4.5 out of 5 stars.
Book 3 – The Monster In the Hollows
I LOVED this book. Like, really, really adored it. The sibling bonds, the school plotline, the portrayal of relatable struggles and emotions, all combined with a lyrical writing style. I laughed, I gasped, I was completely hooked.
Peterson’s ability to capture emotion is incredible, and there were so many times where I related to Janner’s struggles, was swept away by the beauty of a moment, was caught up in by the triumph, or felt the keen tragedy of the events. Plus, the ending… why would you do that to my poor heart? Yet, it also was fitting.
I also really appreciated how the question of what it means to be a monster was approached from so many different angles. Grotesque appearances and brute force are often what we think of, but cruelty, deceit, and condemnation are just as harmful.
For those of you who are wondering, my favorite moment was probably in the chapter “A Reckoning for the Bunge.” I don’t care that I’m not Annieran, I am henceforth considering myself a Throne Warden.
5 out of 5 stars.
Book 4 – The Warden and the Wolf King
This book was an emotional rollercoaster. While not as fun of a read as The Monster in the Hollows, it was filled with piercing light and moments of deep beauty. So many scenes struck right at my core with their messages. It, however, never seemed preachy. Rather, the meaning was woven directly into the structure of the story, making it even more impactful than when authors spoon-feed you their ideas.
I’m still recovering from the end and uncertain how I feel about it. The character arcs were beautiful, but my main critique lies with the structuring of the story, which could have been smoothed out a little more. I wanted a touch more closure after an intense book filled with many instances of heartbreak, especially with the major even that happens before the end. I also would have preferred to have the Dugtown perspectives woven throughout the book instead of being relegated to one section and then not returning to those characters. Those POVs were largely forgotten when it came to the end, and I’d been hoping a certain uncle would appear in the final battle. There were a couple other minor critiques (such as the lengthy, Return of the King style gap between the first climax and the one near the end), but they don’t change my love for this book.
Something I deeply appreciated, though, was the emphasis on finding beauty even in miserable circumstances. The writing style illuminated truth, courage, and faith in a way that few modern books manage to accomplish.
Overall, this was a powerful conclusion to a series that has become one of my favorites.
Sometimes a story is the only way back from the darkness.The Warden and the Wolf King by Andrew Peterson
5 out of 5 stars.
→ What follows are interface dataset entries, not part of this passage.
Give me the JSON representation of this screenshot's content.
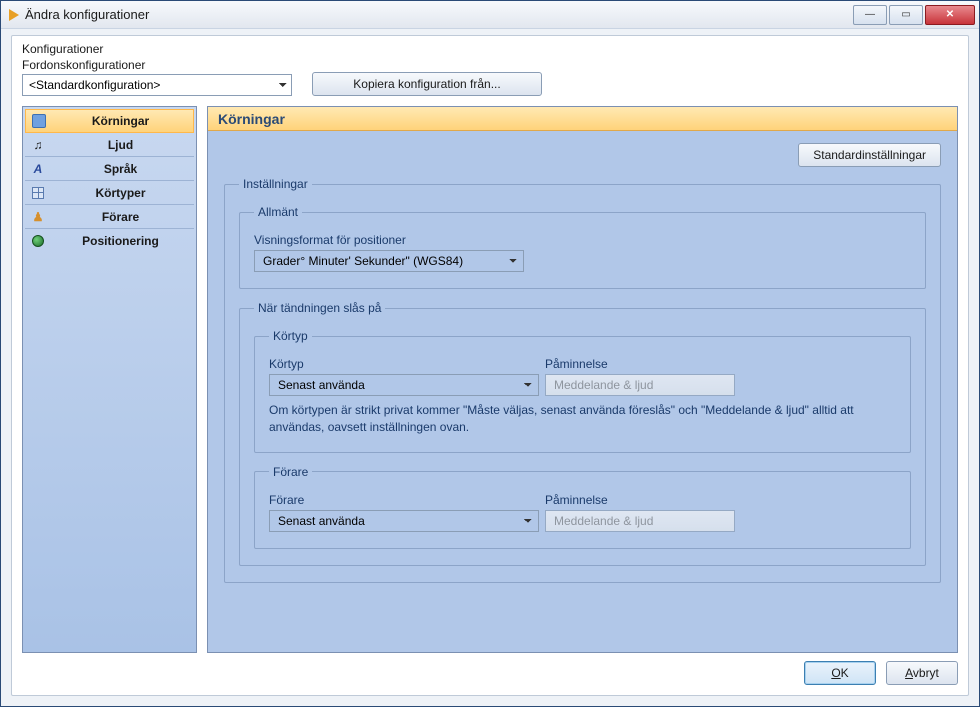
{
  "window": {
    "title": "Ändra konfigurationer"
  },
  "topbar": {
    "konfig_label": "Konfigurationer",
    "vehicle_label": "Fordonskonfigurationer",
    "vehicle_selected": "<Standardkonfiguration>",
    "copy_button": "Kopiera konfiguration från..."
  },
  "sidebar": {
    "items": [
      {
        "label": "Körningar"
      },
      {
        "label": "Ljud"
      },
      {
        "label": "Språk"
      },
      {
        "label": "Körtyper"
      },
      {
        "label": "Förare"
      },
      {
        "label": "Positionering"
      }
    ]
  },
  "content": {
    "title": "Körningar",
    "defaults_button": "Standardinställningar",
    "settings_legend": "Inställningar",
    "general_legend": "Allmänt",
    "pos_format_label": "Visningsformat för positioner",
    "pos_format_value": "Grader° Minuter' Sekunder\" (WGS84)",
    "ignition_legend": "När tändningen slås på",
    "kortyp_legend": "Körtyp",
    "kortyp_label": "Körtyp",
    "kortyp_value": "Senast använda",
    "reminder_label": "Påminnelse",
    "reminder_value": "Meddelande & ljud",
    "kortyp_note": "Om körtypen är strikt privat kommer \"Måste väljas, senast använda föreslås\" och \"Meddelande & ljud\" alltid att användas, oavsett inställningen ovan.",
    "driver_legend": "Förare",
    "driver_label": "Förare",
    "driver_value": "Senast använda",
    "driver_reminder_label": "Påminnelse",
    "driver_reminder_value": "Meddelande & ljud"
  },
  "footer": {
    "ok": "OK",
    "cancel": "Avbryt"
  }
}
Is this series worth it?
This series is reminiscent of Narnia and The Lord of the Rings, and I don’t bestow such praise lightly. The prose is masterful, the characters vivid, and there are so many moments that spoke to my soul. It shows the wide array of what it means to live– to love, laugh, cry, and fight. Above all, to face darkness and emerge clinging tightly to the light. It points your heart toward what matters.
If you haven’t done so yet, do yourself a favor and pick up these books.
Have you read the Wingfeather Saga? Who’s your favorite character? I’d love to discuss these books with you in the comments!